Focusing on urban celebrations that drew crowds from surrounding rural areas, Clark finds that commemorations served as critical forums for African Americans to define themselves collectively. As they struggled to assert their freedom and citizenship, African Americans wrestled with issues such as the content and meaning of black history, class-inflected ideas of respectability and progress, and gendered notions of citizenship. Clark's examination of the people and events that shaped complex struggles over public self-representation in African American communities brings new understanding of southern black political culture in the decades following Emancipation and provides a more complete picture of historical memory in the South.

About the Author

Kathleen Ann Clark is assistant professor of history at the University of Georgia.
For more information about Kathleen Ann Clark, visit the Author Page.

Reviews

"An intriguing analysis of African-American celebrations of freedom during the late nineteenth century. . . . A worthy addition to the library of anyone interested in the history of the period."--Georgia Historical Quarterly

“The most complete account to date of Southern black commemorations of the war, emancipation, and Reconstruction.”--Civil War History

"An excellent study of an important topic, and should find its way onto the shelves of all scholars interested in African American and Southern history and the politics of commemoration."--Southern Historian

"The first monograph to concentrate exclusively on southern African American commemorations in the fifty years following emancipation. . . . Has helped establish a firm foundation for further studies."--Civil War Book Review

"A welcome addition the literature on Emancipation celebrations. It enhances understanding of the diversity of black responses to Emancipation and Jim Crow, and it sheds new light on the roles of gender and religion in formulating African American identity."--Register of Kentucky Historical Society
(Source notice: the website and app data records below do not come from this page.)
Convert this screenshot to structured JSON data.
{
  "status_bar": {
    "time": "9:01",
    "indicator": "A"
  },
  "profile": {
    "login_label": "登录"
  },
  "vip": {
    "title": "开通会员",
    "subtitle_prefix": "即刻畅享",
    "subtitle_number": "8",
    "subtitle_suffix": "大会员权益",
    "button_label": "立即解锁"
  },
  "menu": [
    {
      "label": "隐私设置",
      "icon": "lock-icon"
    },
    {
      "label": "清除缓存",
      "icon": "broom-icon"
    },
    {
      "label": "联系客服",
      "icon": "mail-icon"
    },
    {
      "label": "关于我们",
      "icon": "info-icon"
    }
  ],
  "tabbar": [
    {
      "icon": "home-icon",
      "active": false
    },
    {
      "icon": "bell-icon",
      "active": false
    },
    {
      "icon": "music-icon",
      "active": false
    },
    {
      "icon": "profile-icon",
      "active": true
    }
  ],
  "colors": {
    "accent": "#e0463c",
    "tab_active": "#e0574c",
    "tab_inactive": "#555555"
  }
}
"Through skillful analysis, the author offers an interesting and plausible narrative of the role and significance of commemorations."--NC Historical Review